I don’t know how many tributes have been written, published, posted or tweeted this week about Billy Graham. I am not writing because I think there needs to be another one; sometimes the writing process is how we work through things. But in the process of thinking about it, maybe I can share with you some things to think about as well. Continue reading →
In the circles of Christianity that I run in, we believe that some are called to preach, some are gifted to teach, but all are called to be evangelists. Any born again Christian should be able to communicate to another person what Christ has done, even if the exchange is one on one. You do not have to be a preacher, Sunday School teacher or any sort of public speaker to share the Gospel. Apologetics is about presenting a defense of our faith and any Christian if asked ought to at least be able to explain why he or she is a believer. There are some, however, that still preach from the pulpit that only the ordained minister can evangelize from the pulpit. Consider this summary of one reformed pastor when responding to this issue on the Puritan Board website: Continue reading →
John the Baptist sent his own disciples to Jesus, asking if he was the one promised or should they wait for another. Jesus responded “Go and tell John what you have seen and heard: the blind receive their sight, the lame walk, lepers are cleansed, and the deaf hear, the dead are raised up, the poor have good news preached to them.” (Luke 7:22) Have you heard the Good News? And if so, who told you? Continue reading →
I don’t have a “Watch and Share File” but take a look at this. Leon Brown wrote an article listing three common objections people have to receiving the Gospel. In a sit down interview he discusses those objections and lists practical responses.
I’m listening to Leon Brown and thinking about the ministry of Jesus. Jesus was not thinking about the number of baptisms he could list or the number of contacts he could report making. His ministry wasn’t about sheer numbers as much as it was about changing people’s lives; real people that he cared about. Jesus sometimes argued with religious leaders, but he didn’t really waste a lot of time on them. He was more likely talking to tax collectors and prostitutes, touching lepers, preaching the Gospel to the poor, or explaining the kingdom to the working class.
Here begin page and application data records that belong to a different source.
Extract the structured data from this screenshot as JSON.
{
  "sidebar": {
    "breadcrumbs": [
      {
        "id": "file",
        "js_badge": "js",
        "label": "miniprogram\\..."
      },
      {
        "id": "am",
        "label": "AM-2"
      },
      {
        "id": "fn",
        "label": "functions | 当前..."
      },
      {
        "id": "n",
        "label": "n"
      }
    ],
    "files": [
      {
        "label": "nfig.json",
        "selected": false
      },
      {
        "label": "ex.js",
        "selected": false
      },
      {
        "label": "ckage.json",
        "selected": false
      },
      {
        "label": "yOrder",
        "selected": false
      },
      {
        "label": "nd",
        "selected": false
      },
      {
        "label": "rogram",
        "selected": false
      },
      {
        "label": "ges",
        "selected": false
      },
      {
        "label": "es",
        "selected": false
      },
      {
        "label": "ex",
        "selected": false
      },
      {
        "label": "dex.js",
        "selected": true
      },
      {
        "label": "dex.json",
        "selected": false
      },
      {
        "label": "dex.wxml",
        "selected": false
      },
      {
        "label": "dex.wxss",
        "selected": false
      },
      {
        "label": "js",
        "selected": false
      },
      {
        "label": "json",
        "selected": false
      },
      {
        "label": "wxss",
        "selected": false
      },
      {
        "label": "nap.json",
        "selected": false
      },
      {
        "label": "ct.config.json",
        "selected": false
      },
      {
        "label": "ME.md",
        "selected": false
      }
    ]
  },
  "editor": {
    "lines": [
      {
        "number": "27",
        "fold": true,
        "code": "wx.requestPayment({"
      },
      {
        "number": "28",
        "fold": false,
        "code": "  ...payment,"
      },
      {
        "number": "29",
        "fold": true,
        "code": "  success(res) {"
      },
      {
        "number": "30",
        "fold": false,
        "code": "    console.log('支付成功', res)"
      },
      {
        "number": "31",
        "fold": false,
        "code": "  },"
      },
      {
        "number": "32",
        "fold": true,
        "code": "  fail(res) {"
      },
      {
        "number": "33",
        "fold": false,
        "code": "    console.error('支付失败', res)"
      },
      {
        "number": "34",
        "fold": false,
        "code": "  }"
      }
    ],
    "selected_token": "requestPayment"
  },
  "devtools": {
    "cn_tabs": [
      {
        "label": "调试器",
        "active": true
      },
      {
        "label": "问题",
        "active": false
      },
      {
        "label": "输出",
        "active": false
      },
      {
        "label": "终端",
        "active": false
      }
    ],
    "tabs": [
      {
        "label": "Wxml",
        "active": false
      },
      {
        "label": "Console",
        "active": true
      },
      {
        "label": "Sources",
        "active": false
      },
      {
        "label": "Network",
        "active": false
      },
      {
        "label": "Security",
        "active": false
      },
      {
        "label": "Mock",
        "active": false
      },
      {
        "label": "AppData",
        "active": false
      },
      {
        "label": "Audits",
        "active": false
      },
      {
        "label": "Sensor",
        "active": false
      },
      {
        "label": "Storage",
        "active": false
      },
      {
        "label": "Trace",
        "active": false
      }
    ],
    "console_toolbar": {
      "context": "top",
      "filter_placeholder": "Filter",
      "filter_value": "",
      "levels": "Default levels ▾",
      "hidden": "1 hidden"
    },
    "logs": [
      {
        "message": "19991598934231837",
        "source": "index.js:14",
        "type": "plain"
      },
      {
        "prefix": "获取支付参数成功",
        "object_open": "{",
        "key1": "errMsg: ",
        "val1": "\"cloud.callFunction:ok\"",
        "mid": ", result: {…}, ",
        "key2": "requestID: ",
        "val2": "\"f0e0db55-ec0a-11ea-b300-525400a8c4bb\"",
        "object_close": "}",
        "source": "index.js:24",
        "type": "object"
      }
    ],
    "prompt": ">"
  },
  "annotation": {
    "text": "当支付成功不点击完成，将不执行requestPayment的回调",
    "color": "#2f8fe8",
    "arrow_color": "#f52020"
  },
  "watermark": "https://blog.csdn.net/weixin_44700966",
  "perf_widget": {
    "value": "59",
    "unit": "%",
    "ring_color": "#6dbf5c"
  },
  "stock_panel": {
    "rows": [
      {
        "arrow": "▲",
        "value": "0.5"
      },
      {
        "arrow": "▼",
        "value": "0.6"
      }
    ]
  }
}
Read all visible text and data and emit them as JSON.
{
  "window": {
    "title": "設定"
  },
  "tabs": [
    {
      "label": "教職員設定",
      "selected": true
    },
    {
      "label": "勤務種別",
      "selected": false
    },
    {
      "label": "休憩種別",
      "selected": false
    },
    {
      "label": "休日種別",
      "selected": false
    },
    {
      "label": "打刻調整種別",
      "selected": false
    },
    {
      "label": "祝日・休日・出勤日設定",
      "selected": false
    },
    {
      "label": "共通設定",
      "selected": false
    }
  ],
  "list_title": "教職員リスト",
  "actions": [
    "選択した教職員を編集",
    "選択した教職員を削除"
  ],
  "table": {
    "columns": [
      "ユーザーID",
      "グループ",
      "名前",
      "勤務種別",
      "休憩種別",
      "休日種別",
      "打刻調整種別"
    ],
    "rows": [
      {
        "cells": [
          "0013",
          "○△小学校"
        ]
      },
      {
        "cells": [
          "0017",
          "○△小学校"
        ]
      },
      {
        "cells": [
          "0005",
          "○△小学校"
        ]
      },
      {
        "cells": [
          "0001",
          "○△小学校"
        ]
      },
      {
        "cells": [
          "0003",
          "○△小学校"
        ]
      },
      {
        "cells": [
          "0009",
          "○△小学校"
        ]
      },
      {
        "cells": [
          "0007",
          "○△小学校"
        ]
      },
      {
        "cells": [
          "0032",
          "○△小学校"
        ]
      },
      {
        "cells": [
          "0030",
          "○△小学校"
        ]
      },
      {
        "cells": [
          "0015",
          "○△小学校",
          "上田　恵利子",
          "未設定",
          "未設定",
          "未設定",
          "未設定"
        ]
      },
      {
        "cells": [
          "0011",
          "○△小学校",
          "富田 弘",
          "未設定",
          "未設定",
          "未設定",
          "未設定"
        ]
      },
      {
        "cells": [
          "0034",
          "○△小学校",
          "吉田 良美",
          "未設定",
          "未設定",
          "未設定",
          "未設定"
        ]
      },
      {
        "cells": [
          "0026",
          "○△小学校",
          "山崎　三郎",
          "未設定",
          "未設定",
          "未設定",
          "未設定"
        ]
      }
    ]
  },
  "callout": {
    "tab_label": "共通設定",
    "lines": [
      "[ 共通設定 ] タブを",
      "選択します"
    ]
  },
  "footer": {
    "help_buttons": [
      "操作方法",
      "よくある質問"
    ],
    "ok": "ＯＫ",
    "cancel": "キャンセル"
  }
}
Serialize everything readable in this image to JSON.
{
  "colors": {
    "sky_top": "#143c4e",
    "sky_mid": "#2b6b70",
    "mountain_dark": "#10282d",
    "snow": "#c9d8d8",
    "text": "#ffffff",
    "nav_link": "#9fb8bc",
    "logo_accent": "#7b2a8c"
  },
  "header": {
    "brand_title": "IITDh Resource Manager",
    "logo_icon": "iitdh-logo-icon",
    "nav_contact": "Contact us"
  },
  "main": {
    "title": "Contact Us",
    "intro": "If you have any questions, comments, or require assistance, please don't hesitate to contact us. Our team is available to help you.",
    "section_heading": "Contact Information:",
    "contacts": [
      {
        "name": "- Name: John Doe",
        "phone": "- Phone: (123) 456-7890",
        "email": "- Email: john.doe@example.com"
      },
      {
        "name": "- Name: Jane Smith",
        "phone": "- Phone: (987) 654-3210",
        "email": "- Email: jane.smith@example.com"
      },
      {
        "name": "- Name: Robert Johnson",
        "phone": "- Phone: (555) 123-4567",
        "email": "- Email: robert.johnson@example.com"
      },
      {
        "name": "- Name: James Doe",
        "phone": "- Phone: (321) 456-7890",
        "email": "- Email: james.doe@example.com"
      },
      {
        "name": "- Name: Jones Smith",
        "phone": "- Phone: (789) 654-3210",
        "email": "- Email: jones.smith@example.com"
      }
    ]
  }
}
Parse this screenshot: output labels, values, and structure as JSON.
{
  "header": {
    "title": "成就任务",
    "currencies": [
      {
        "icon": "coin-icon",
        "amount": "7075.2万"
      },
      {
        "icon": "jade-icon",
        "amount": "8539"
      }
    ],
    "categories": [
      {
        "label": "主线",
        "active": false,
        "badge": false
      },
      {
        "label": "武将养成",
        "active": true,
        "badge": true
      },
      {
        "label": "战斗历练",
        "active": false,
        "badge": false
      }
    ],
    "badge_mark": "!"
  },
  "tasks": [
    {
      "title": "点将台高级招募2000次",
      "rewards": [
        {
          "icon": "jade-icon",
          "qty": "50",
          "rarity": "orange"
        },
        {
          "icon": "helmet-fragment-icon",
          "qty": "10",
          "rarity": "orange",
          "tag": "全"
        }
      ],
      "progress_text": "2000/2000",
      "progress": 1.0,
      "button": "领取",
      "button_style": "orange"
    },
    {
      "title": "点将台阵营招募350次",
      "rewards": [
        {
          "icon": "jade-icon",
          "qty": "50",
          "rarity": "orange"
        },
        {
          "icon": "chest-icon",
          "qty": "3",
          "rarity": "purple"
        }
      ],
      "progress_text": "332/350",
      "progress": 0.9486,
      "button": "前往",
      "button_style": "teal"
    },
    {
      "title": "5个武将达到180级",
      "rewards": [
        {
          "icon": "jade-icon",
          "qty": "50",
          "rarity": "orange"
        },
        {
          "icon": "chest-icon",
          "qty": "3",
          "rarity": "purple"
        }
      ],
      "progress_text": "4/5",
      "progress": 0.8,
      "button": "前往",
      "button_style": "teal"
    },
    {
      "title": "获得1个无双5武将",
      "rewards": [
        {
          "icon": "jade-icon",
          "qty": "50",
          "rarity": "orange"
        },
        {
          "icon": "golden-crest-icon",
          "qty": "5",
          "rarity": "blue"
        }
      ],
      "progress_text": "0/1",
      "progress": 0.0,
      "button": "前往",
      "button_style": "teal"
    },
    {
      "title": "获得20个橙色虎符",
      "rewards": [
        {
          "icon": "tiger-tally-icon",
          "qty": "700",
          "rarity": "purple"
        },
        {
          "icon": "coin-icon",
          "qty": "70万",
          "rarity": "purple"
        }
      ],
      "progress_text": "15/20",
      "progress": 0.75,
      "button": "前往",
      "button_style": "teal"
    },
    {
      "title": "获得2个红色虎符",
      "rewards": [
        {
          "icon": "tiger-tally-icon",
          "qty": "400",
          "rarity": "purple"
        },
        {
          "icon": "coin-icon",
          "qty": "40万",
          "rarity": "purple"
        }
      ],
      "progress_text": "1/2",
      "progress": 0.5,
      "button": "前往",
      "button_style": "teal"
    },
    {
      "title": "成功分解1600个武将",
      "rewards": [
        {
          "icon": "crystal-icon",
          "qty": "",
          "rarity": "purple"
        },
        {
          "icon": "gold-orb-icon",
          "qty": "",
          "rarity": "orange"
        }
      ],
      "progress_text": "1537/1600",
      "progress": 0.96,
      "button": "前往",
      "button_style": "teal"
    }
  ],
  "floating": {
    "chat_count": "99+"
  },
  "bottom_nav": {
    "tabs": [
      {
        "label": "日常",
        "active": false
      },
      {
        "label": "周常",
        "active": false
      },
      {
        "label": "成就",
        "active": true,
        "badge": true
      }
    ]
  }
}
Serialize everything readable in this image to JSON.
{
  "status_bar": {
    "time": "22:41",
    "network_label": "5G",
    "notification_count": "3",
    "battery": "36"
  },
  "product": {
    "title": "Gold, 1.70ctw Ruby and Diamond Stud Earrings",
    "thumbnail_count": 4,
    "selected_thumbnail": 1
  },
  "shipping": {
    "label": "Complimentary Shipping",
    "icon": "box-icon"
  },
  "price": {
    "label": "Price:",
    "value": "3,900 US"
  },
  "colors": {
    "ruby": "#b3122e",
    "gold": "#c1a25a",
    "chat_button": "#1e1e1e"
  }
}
There’s a lot of wisdom in the things Leon Brown says, but notice also how he carries himself and the mind set with which he approaches sharing the Gospel. He is sowing seeds rather than trying to win a debate about how everyone else is wrong. This is some of the most practical apologetics I’ve heard in a long time. Let me blunt:
We should all listen to this guy and share the Gospel the way he does.
The title of the post – Is There a Holy Spirit? – may give the wrong impression. Bobby Jamieson at 9Marks Blog is describing two ways to fill a church, and how you answer that question has a lot to do with how you proceed.
On a whim, I searched for “sunrise service” on Google. Enjoyed this short entry on Wikipedia. Here’s an excerpt:
The first Easter Sunrise Service recorded took place in 1732 in the Moravian congregation at Herrnhut in the Upper Lusatian hills of Saxony. After an all-night prayer vigil, the Single Brethren, the unmarried men, of the community, went to the town graveyard, God’s Acre, on the Hill above the town, to sing hymns of praise to the Risen Saviour. The following year, the whole Congregation joined in the service. Thereafter the “Easter Morning” or “Sunrise Service” spread around the world with the Moravian missionaries. The procession to the graveyard is accompanied by the antiphonal playing of chorales by brass choirs.
Where is God? Lots of people have a take on where God might be. Atheists believe that there is no god of any kind, anywhere. Agnostics believe there may be a god or some type of higher power, but we either don’t know what that is or perhaps we cannot know. Deists believe the universe was set into motion like the gears of a clock, but that we are tiny and insignificant to such an omnipotent God. Then there’s New Agers, Scientologists, Oprah and so forth. Some spend their entire lives looking for God, but he isn’t hard to find. The truth is it should be hard to miss God. Continue reading →